W12 = 1/30, W13 = 29/30 & W22 = 1

The optimum values of the decision variables are:

x1 = a1k W1k = a13 W13 = 2 X 29/30 = 1.9333 = 1.93 (approx.)

x2 = a2k W2k = a22 W22 = 1 X 1 = 1

The maximum value of the objective function is
5 X 1.93 - (1.93)2 + 3 X 1 - (1)2 = 7.9251

The term nonlinear programming refers to a situation where either the objective function or the constraints or both are nonlinear functions of decision variables. The simplest nonlinear extension of a linear programming model is the quadratic programming model. This chapter discussed how a quadratic programming problem can be solved by a little modification of the simplex technique.
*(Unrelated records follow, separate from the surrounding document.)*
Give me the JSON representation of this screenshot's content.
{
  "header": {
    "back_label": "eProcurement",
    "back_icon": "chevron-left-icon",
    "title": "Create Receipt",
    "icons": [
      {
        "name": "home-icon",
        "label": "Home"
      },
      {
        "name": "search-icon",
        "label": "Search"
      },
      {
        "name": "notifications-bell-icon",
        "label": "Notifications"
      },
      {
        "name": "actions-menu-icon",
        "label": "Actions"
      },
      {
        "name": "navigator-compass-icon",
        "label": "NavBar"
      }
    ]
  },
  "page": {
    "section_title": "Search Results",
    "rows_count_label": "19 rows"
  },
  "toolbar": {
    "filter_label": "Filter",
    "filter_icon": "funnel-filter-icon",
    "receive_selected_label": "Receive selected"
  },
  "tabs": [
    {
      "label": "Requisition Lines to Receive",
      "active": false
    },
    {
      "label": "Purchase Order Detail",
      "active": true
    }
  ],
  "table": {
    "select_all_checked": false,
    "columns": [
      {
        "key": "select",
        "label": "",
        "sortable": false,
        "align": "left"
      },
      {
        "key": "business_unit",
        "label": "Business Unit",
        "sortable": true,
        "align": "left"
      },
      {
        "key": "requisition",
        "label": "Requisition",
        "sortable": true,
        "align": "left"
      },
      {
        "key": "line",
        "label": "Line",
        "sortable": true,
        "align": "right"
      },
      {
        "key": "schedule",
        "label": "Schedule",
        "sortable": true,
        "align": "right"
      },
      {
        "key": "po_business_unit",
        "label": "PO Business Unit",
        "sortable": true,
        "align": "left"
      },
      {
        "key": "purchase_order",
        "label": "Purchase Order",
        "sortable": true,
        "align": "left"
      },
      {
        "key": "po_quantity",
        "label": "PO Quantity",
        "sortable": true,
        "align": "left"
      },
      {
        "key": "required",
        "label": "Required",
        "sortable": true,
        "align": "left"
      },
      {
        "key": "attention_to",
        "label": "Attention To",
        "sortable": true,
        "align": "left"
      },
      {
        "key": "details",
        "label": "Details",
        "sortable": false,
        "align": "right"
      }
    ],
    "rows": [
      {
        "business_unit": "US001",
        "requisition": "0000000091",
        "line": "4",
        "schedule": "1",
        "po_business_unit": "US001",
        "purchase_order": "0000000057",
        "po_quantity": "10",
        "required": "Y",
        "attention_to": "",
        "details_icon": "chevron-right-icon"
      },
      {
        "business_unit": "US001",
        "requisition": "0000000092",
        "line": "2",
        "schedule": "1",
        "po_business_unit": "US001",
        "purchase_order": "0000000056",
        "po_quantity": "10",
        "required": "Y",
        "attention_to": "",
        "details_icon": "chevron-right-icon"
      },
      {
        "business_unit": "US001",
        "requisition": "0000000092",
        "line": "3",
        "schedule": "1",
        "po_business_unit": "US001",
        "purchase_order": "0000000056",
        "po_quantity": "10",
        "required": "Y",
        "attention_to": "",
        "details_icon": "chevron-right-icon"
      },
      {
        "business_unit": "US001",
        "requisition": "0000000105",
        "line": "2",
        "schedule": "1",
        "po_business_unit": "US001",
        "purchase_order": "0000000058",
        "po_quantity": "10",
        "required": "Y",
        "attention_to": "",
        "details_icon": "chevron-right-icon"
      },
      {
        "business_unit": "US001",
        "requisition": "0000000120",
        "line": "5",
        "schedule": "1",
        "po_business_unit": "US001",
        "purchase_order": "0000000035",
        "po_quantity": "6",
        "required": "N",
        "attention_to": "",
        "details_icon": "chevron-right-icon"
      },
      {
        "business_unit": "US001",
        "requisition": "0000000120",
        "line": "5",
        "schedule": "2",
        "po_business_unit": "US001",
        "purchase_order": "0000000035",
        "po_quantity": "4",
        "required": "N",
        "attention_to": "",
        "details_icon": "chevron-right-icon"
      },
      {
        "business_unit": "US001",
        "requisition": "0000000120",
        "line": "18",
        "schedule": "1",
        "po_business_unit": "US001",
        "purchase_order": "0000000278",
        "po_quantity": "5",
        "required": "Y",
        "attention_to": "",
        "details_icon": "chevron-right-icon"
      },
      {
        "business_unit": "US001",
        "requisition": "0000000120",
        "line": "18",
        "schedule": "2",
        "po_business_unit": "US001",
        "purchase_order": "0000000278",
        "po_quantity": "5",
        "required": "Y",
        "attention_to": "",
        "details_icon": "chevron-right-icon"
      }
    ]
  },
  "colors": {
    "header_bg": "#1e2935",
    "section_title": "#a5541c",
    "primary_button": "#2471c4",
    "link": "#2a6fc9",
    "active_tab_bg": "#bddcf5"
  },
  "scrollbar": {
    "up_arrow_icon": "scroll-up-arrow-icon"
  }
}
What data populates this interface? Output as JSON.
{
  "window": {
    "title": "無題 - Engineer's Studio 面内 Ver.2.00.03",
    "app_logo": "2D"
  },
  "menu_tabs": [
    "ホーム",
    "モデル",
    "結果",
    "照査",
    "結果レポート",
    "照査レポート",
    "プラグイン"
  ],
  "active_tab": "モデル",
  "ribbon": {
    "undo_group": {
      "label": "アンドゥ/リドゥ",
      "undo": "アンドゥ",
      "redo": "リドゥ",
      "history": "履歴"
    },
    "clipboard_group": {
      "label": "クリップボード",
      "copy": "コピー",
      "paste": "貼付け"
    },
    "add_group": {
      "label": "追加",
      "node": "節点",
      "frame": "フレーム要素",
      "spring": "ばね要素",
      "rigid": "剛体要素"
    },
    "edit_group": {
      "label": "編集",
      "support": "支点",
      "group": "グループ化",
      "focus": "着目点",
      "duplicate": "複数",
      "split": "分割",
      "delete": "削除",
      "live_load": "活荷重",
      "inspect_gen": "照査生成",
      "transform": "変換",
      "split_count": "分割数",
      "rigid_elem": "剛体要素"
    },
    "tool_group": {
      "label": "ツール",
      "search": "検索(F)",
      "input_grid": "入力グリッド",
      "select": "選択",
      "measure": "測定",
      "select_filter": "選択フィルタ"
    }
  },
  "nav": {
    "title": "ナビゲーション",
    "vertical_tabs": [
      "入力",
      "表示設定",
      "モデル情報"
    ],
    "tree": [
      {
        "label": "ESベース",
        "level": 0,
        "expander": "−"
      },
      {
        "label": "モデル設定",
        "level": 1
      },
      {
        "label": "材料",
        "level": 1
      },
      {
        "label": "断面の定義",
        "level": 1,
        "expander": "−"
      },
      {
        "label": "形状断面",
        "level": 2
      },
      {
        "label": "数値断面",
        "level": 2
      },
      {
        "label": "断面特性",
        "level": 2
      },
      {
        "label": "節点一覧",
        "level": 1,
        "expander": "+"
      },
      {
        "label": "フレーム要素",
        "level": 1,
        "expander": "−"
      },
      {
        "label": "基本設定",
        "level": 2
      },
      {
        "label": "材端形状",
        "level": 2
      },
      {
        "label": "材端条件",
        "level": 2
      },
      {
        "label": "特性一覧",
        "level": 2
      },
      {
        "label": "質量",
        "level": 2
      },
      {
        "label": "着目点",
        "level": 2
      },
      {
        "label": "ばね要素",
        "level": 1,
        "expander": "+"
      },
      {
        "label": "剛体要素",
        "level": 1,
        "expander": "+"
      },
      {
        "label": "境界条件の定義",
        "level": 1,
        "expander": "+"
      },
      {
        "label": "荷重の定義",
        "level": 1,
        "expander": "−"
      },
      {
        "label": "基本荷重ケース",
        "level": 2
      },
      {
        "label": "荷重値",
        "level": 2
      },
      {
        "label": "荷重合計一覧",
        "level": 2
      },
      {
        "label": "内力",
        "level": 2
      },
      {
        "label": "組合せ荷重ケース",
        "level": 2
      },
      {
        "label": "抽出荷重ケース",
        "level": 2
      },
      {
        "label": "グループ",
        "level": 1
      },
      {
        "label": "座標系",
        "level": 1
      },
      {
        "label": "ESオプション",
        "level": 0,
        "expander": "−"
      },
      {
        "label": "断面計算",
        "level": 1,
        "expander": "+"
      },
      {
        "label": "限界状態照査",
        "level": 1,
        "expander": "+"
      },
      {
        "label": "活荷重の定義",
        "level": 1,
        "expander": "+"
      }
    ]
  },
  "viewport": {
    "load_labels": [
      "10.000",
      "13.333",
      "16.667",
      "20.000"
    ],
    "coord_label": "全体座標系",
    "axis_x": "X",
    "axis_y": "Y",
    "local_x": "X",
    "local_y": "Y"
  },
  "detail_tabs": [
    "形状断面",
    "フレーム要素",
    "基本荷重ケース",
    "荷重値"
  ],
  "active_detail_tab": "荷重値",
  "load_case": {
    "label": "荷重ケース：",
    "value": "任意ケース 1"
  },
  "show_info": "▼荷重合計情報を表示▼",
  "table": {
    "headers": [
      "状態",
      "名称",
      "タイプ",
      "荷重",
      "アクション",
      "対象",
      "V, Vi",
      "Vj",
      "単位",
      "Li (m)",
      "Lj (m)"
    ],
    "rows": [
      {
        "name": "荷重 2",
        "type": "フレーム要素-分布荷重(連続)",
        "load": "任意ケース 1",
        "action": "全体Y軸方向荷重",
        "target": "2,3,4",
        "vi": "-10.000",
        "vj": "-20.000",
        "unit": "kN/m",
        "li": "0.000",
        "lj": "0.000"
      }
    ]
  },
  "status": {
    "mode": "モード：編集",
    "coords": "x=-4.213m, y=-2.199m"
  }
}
Further, you learned separable programming technique for solving nonlinear problems.